All about Colour
Featured image by Dr Susanne Klein: lithograph, print size 20 x 20 cm, Spectraval pigments in linseed oil on 240 gsm Plike black paper.
We are delighted to be part of the Society of Dyers and Colourists Special Issue on Challenges and Open Problems in Colorimetry. All the authors in the special issue explore and address the complexities of colour reproduction, printing, perception and appearance in this fast changing and complex field.

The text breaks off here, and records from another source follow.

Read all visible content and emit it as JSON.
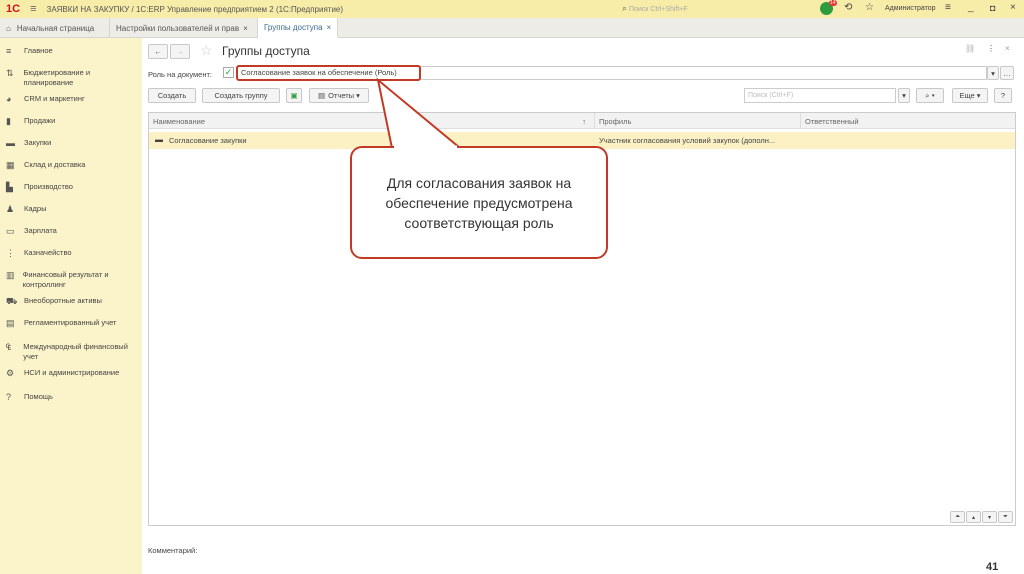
{
  "titlebar": {
    "logo": "1С",
    "title": "ЗАЯВКИ НА ЗАКУПКУ / 1С:ERP Управление предприятием 2  (1С:Предприятие)",
    "search_placeholder": "Поиск Ctrl+Shift+F",
    "notifications": "14",
    "user": "Администратор"
  },
  "tabs": [
    {
      "label": "Начальная страница"
    },
    {
      "label": "Настройки пользователей и прав"
    },
    {
      "label": "Группы доступа"
    }
  ],
  "sidebar": {
    "items": [
      {
        "icon": "menu-icon",
        "glyph": "≡",
        "label": "Главное"
      },
      {
        "icon": "budget-icon",
        "glyph": "⇅",
        "label": "Бюджетирование и планирование"
      },
      {
        "icon": "crm-icon",
        "glyph": "◕",
        "label": "CRM и маркетинг"
      },
      {
        "icon": "sales-icon",
        "glyph": "▮",
        "label": "Продажи"
      },
      {
        "icon": "cart-icon",
        "glyph": "▬",
        "label": "Закупки"
      },
      {
        "icon": "warehouse-icon",
        "glyph": "▦",
        "label": "Склад и доставка"
      },
      {
        "icon": "production-icon",
        "glyph": "▙",
        "label": "Производство"
      },
      {
        "icon": "person-icon",
        "glyph": "♟",
        "label": "Кадры"
      },
      {
        "icon": "salary-icon",
        "glyph": "▭",
        "label": "Зарплата"
      },
      {
        "icon": "treasury-icon",
        "glyph": "⋮",
        "label": "Казначейство"
      },
      {
        "icon": "finance-icon",
        "glyph": "▥",
        "label": "Финансовый результат и контроллинг"
      },
      {
        "icon": "car-icon",
        "glyph": "⛟",
        "label": "Внеоборотные активы"
      },
      {
        "icon": "report-icon",
        "glyph": "▤",
        "label": "Регламентированный учет"
      },
      {
        "icon": "intl-icon",
        "glyph": "₠",
        "label": "Международный финансовый учет"
      },
      {
        "icon": "gear-icon",
        "glyph": "⚙",
        "label": "НСИ и администрирование"
      },
      {
        "icon": "help-icon",
        "glyph": "?",
        "label": "Помощь"
      }
    ]
  },
  "form": {
    "title": "Группы доступа",
    "role_label": "Роль на документ:",
    "role_value": "Согласование заявок на обеспечение (Роль)",
    "create": "Создать",
    "create_group": "Создать группу",
    "reports": "Отчеты",
    "search_placeholder": "Поиск (Ctrl+F)",
    "more": "Еще",
    "help": "?",
    "comment_label": "Комментарий:"
  },
  "table": {
    "columns": [
      "Наименование",
      "Профиль",
      "Ответственный"
    ],
    "rows": [
      {
        "name": "Согласование закупки",
        "profile": "Участник согласования условий закупок (дополн...",
        "responsible": ""
      }
    ]
  },
  "callout": {
    "text": "Для согласования заявок на обеспечение предусмотрена соответствующая роль"
  },
  "slide_number": "41"
}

The article by Parraman and Klein explores the relationship between additive and subtractive mixing for colour printing. Using Spectraval mica pigments (Merck)—marketed as RGB pigments—colour is generated by selective reflection and prints are based on additive colour mixing principles, that when printed onto black paper, create white and a range of colours. Although currently used mostly for decorative effects, they can be the basis of additive ‘process’ inks, that present new opportunities for and challenges to traditional print markets. The viewing angle dependency of their selective reflection favours applications in security printing similar to the holograms on bank cards for example. Traditional measurement and modelling methods are difficult to apply due to the layering and irregular dispersion of pigments.
We would like to thank SDC Coloration Technology Editors Professor Stephen Westland (Leeds University) and Professor Alessandro Rizzi (Università degli Studi di Milano),

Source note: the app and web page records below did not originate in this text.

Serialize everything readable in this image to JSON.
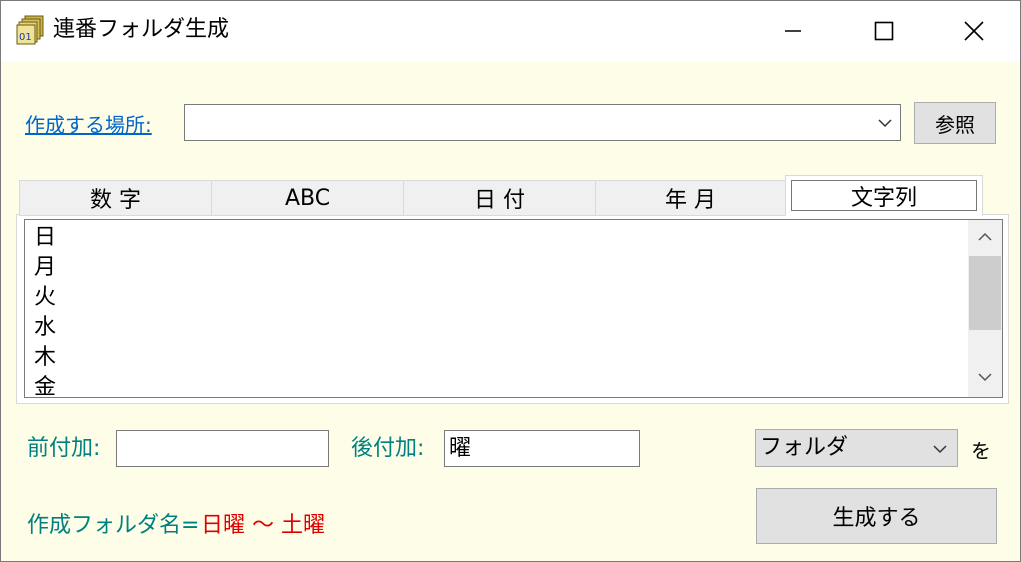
{
  "window": {
    "title": "連番フォルダ生成",
    "icon_text": "01"
  },
  "location": {
    "label": "作成する場所:",
    "value": "",
    "browse_label": "参照"
  },
  "tabs": [
    {
      "label": "数 字"
    },
    {
      "label": "ABC"
    },
    {
      "label": "日 付"
    },
    {
      "label": "年 月"
    },
    {
      "label": "文字列",
      "selected": true
    }
  ],
  "list": {
    "items": [
      "日",
      "月",
      "火",
      "水",
      "木",
      "金"
    ]
  },
  "affix": {
    "prefix_label": "前付加:",
    "prefix_value": "",
    "suffix_label": "後付加:",
    "suffix_value": "曜"
  },
  "target": {
    "selected": "フォルダ",
    "particle": "を"
  },
  "result": {
    "label": "作成フォルダ名=",
    "value": "日曜 〜 土曜"
  },
  "generate_label": "生成する",
  "colors": {
    "background": "#fdfde8",
    "link": "#0066cc",
    "teal": "#008080",
    "result": "#e00000"
  }
}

A similar paper – Colour Deceives Continually – was presented on 28 Jan 2021 at Color Imaging XXVI: Displaying, Processing, Hardcopy, and Applications. The Institute of Science and Technology: